### Work request
Within the material below, how many lines carry the word "completion"? State only the number.

### Records to process
···

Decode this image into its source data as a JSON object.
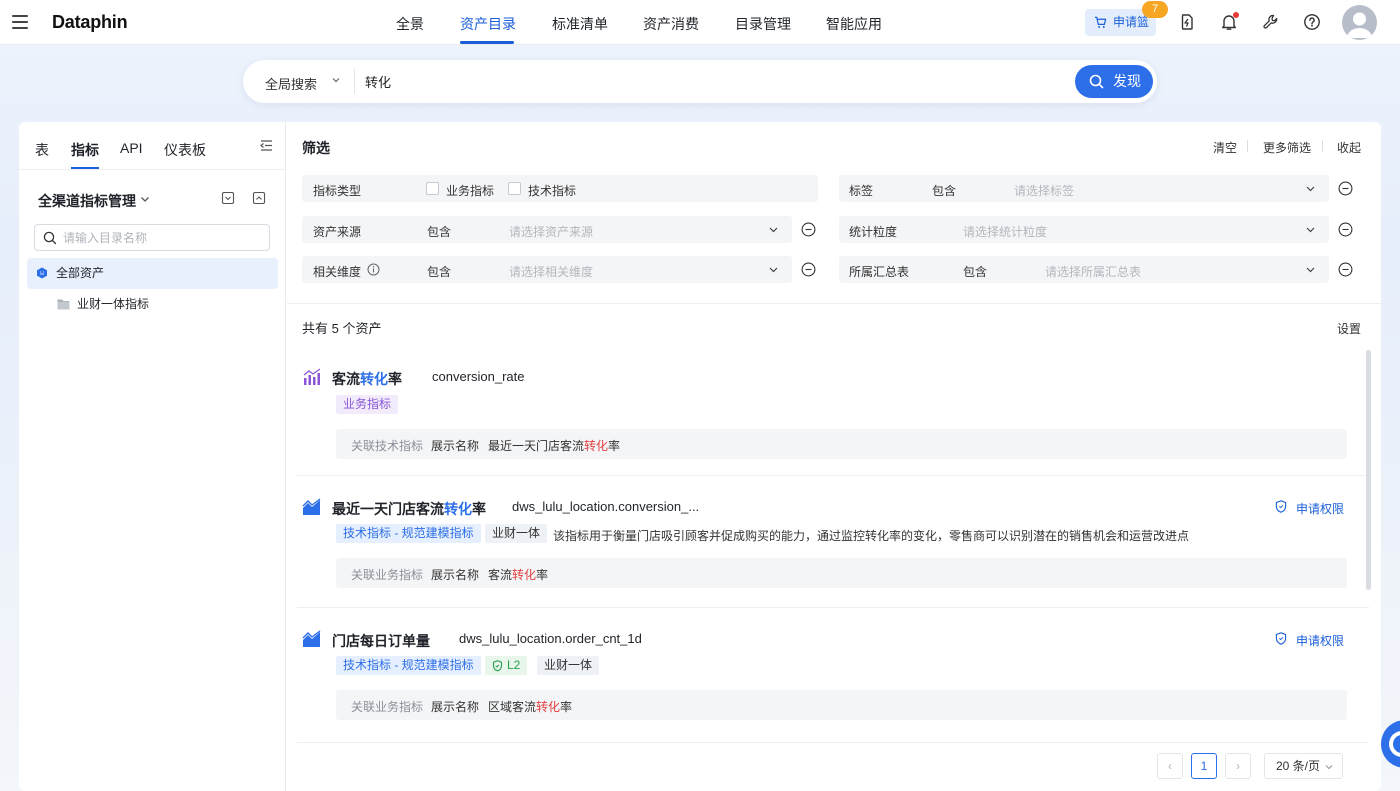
{
  "app": {
    "logo": "Dataphin"
  },
  "nav": {
    "items": [
      "全景",
      "资产目录",
      "标准清单",
      "资产消费",
      "目录管理",
      "智能应用"
    ],
    "active_index": 1
  },
  "header": {
    "cart_label": "申请篮",
    "cart_count": "7"
  },
  "search": {
    "scope": "全局搜索",
    "query": "转化",
    "button": "发现"
  },
  "left_panel": {
    "tabs": [
      "表",
      "指标",
      "API",
      "仪表板"
    ],
    "active_tab": 1,
    "tree_title": "全渠道指标管理",
    "dir_search_placeholder": "请输入目录名称",
    "tree": [
      {
        "label": "全部资产",
        "selected": true
      },
      {
        "label": "业财一体指标",
        "selected": false
      }
    ]
  },
  "filter": {
    "title": "筛选",
    "actions": [
      "清空",
      "更多筛选",
      "收起"
    ],
    "rows": {
      "metric_type": {
        "label": "指标类型",
        "options": [
          "业务指标",
          "技术指标"
        ]
      },
      "tag": {
        "label": "标签",
        "op": "包含",
        "placeholder": "请选择标签"
      },
      "asset_source": {
        "label": "资产来源",
        "op": "包含",
        "placeholder": "请选择资产来源"
      },
      "stat_granularity": {
        "label": "统计粒度",
        "placeholder": "请选择统计粒度"
      },
      "related_dimension": {
        "label": "相关维度",
        "op": "包含",
        "placeholder": "请选择相关维度"
      },
      "summary_table": {
        "label": "所属汇总表",
        "op": "包含",
        "placeholder": "请选择所属汇总表"
      }
    }
  },
  "results": {
    "count_text": "共有 5 个资产",
    "settings_label": "设置",
    "cards": [
      {
        "title_pre": "客流",
        "title_hl": "转化",
        "title_post": "率",
        "code": "conversion_rate",
        "tags": [
          "业务指标"
        ],
        "rel_key": "关联技术指标",
        "rel_label": "展示名称",
        "rel_pre": "最近一天门店客流",
        "rel_hl": "转化",
        "rel_post": "率"
      },
      {
        "title_pre": "最近一天门店客流",
        "title_hl": "转化",
        "title_post": "率",
        "code": "dws_lulu_location.conversion_...",
        "apply": "申请权限",
        "tags": [
          "技术指标 - 规范建模指标",
          "业财一体"
        ],
        "description": "该指标用于衡量门店吸引顾客并促成购买的能力，通过监控转化率的变化，零售商可以识别潜在的销售机会和运营改进点",
        "rel_key": "关联业务指标",
        "rel_label": "展示名称",
        "rel_pre": "客流",
        "rel_hl": "转化",
        "rel_post": "率"
      },
      {
        "title_pre": "门店每日订单量",
        "title_hl": "",
        "title_post": "",
        "code": "dws_lulu_location.order_cnt_1d",
        "apply": "申请权限",
        "tags": [
          "技术指标 - 规范建模指标",
          "L2",
          "业财一体"
        ],
        "rel_key": "关联业务指标",
        "rel_label": "展示名称",
        "rel_pre": "区域客流",
        "rel_hl": "转化",
        "rel_post": "率"
      }
    ]
  },
  "pagination": {
    "prev": "‹",
    "page": "1",
    "next": "›",
    "page_size": "20 条/页"
  },
  "colors": {
    "primary": "#2d6fe8",
    "highlight_red": "#e23d3d",
    "biz_tag": "#8b55d6",
    "cart_badge": "#f6a623"
  }
}
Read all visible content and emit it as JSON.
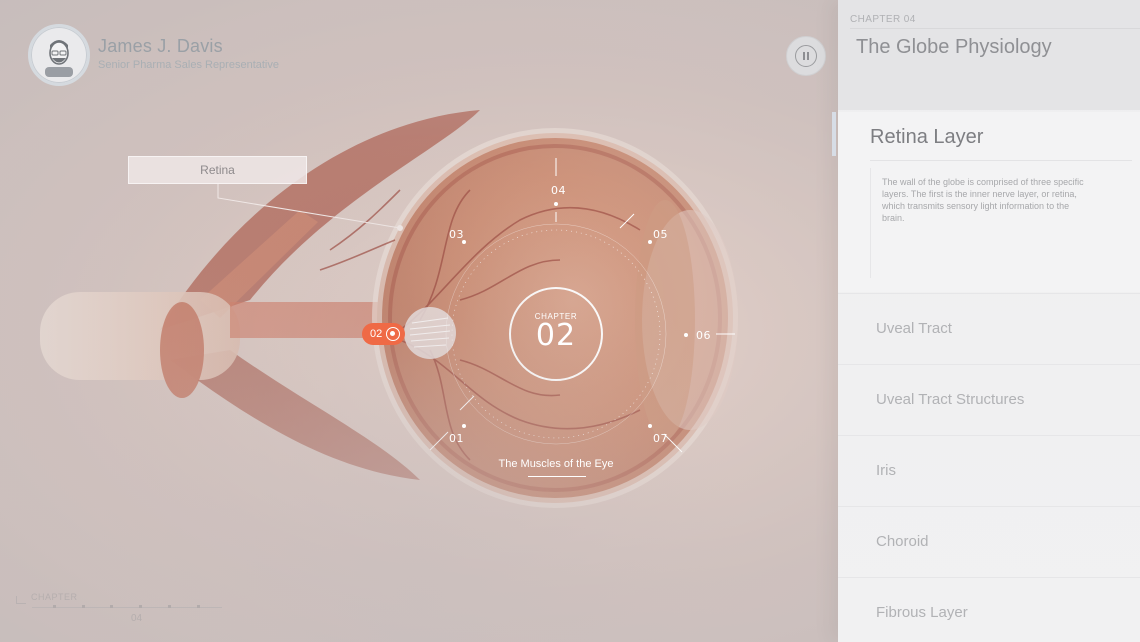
{
  "user": {
    "name": "James J. Davis",
    "role": "Senior Pharma Sales Representative",
    "avatar_icon": "user-avatar-icon"
  },
  "callout": {
    "label": "Retina"
  },
  "dial": {
    "center_caption": "CHAPTER",
    "center_number": "02",
    "subtitle": "The Muscles of the Eye",
    "active_chapter": "02",
    "nodes": {
      "n01": "01",
      "n03": "03",
      "n04": "04",
      "n05": "05",
      "n06": "06",
      "n07": "07"
    }
  },
  "bottom_nav": {
    "label": "CHAPTER",
    "number": "04"
  },
  "panel": {
    "chapter_label": "CHAPTER 04",
    "chapter_title": "The Globe Physiology",
    "active_item": {
      "title": "Retina Layer",
      "description": "The wall of the globe is comprised of three specific layers. The first is the inner nerve layer, or retina, which transmits sensory light information to the brain."
    },
    "items": [
      {
        "label": "Uveal Tract"
      },
      {
        "label": "Uveal Tract Structures"
      },
      {
        "label": "Iris"
      },
      {
        "label": "Choroid"
      },
      {
        "label": "Fibrous Layer"
      }
    ]
  },
  "colors": {
    "accent": "#ef6a46",
    "panel_bg": "#f1f1f2",
    "muted_text": "#b1b2b5"
  }
}
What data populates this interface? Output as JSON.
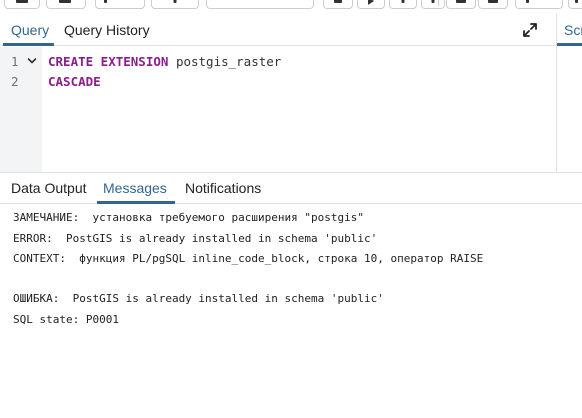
{
  "toolbar": {
    "buttons": [
      "save-icon",
      "save-dropdown-icon",
      "edit-icon",
      "filter-icon",
      "row-limit-select",
      "stop-icon",
      "execute-icon",
      "explain-icon",
      "explain-analyze-icon",
      "commit-icon",
      "rollback-icon",
      "macros-icon"
    ]
  },
  "query_panel": {
    "tabs": [
      {
        "label": "Query",
        "active": true
      },
      {
        "label": "Query History",
        "active": false
      }
    ],
    "right_panel_tab": "Scr",
    "accent_color": "#326690"
  },
  "editor": {
    "lines": [
      {
        "number": "1",
        "tokens": [
          {
            "text": "CREATE EXTENSION",
            "type": "keyword"
          },
          {
            "text": " postgis_raster",
            "type": "identifier"
          }
        ]
      },
      {
        "number": "2",
        "tokens": [
          {
            "text": "CASCADE",
            "type": "keyword"
          }
        ]
      }
    ],
    "keyword_color": "#8b1e8b"
  },
  "results_panel": {
    "tabs": [
      {
        "label": "Data Output",
        "active": false
      },
      {
        "label": "Messages",
        "active": true
      },
      {
        "label": "Notifications",
        "active": false
      }
    ],
    "messages": [
      "ЗАМЕЧАНИЕ:  установка требуемого расширения \"postgis\"",
      "ERROR:  PostGIS is already installed in schema 'public'",
      "CONTEXT:  функция PL/pgSQL inline_code_block, строка 10, оператор RAISE",
      "",
      "ОШИБКА:  PostGIS is already installed in schema 'public'",
      "SQL state: P0001"
    ]
  }
}
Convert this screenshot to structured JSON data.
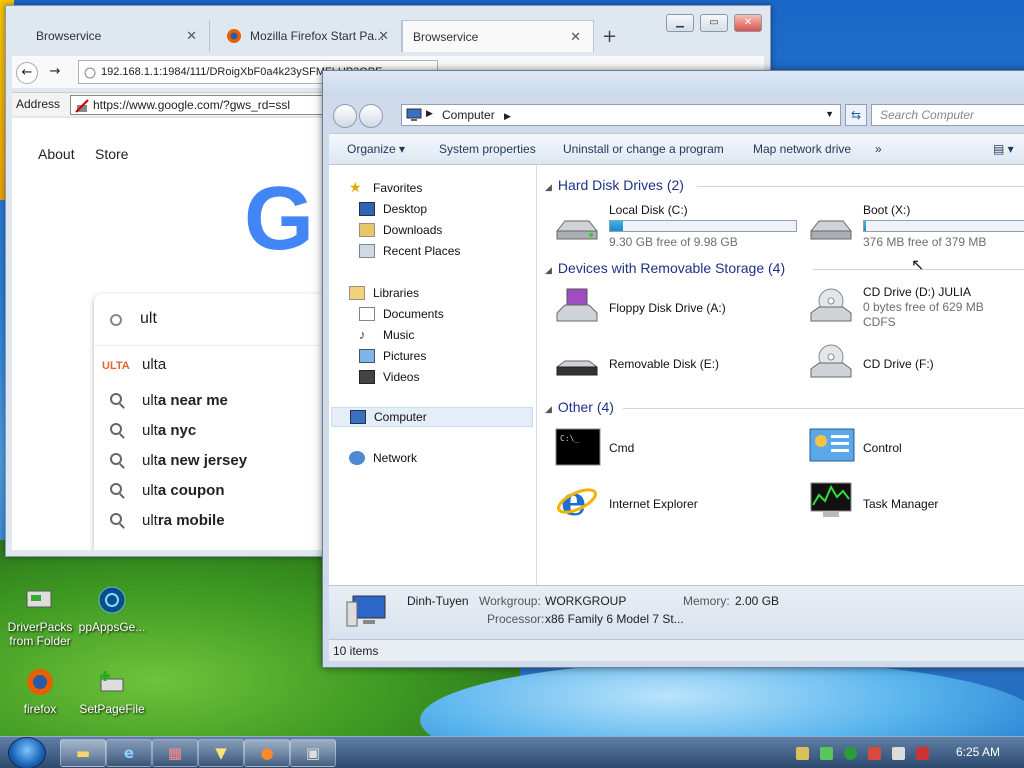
{
  "firefox": {
    "tabs": [
      {
        "label": "Browservice"
      },
      {
        "label": "Mozilla Firefox Start Pa..."
      },
      {
        "label": "Browservice"
      }
    ],
    "url": "192.168.1.1:1984/111/DRoigXbF0a4k23ySFMFLHP3QPE",
    "address_label": "Address",
    "address_value": "https://www.google.com/?gws_rd=ssl",
    "google": {
      "links": [
        "About",
        "Store"
      ],
      "logo_text": "G",
      "query": "ult",
      "suggestions": [
        {
          "typed": "ult",
          "completion": "a",
          "brand": "ULTA"
        },
        {
          "typed": "ult",
          "completion": "a near me"
        },
        {
          "typed": "ult",
          "completion": "a nyc"
        },
        {
          "typed": "ult",
          "completion": "a new jersey"
        },
        {
          "typed": "ult",
          "completion": "a coupon"
        },
        {
          "typed": "ult",
          "completion": "ra mobile"
        }
      ]
    }
  },
  "explorer": {
    "breadcrumb": "Computer",
    "search_placeholder": "Search Computer",
    "commands": [
      "Organize",
      "System properties",
      "Uninstall or change a program",
      "Map network drive",
      "»"
    ],
    "nav": {
      "favorites": "Favorites",
      "favorites_items": [
        "Desktop",
        "Downloads",
        "Recent Places"
      ],
      "libraries": "Libraries",
      "libraries_items": [
        "Documents",
        "Music",
        "Pictures",
        "Videos"
      ],
      "computer": "Computer",
      "network": "Network"
    },
    "groups": {
      "hdd": "Hard Disk Drives (2)",
      "removable": "Devices with Removable Storage (4)",
      "other": "Other (4)"
    },
    "drives": {
      "c": {
        "name": "Local Disk (C:)",
        "free": "9.30 GB free of 9.98 GB",
        "used_fraction": 0.07
      },
      "x": {
        "name": "Boot (X:)",
        "free": "376 MB free of 379 MB",
        "used_fraction": 0.01
      },
      "floppy": {
        "name": "Floppy Disk Drive (A:)"
      },
      "d": {
        "name": "CD Drive (D:) JULIA",
        "free": "0 bytes free of 629 MB",
        "fs": "CDFS"
      },
      "e": {
        "name": "Removable Disk (E:)"
      },
      "f": {
        "name": "CD Drive (F:)"
      }
    },
    "other": {
      "cmd": "Cmd",
      "control": "Control",
      "ie": "Internet Explorer",
      "taskmgr": "Task Manager"
    },
    "details": {
      "name": "Dinh-Tuyen",
      "workgroup_label": "Workgroup:",
      "workgroup": "WORKGROUP",
      "memory_label": "Memory:",
      "memory": "2.00 GB",
      "processor_label": "Processor:",
      "processor": "x86 Family 6 Model 7 St..."
    },
    "status": "10 items"
  },
  "desktop": {
    "icons": [
      "DriverPacks from Folder",
      "ppAppsGe...",
      "firefox",
      "SetPageFile"
    ]
  },
  "taskbar": {
    "clock": "6:25 AM"
  }
}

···

### Answer to the problem
6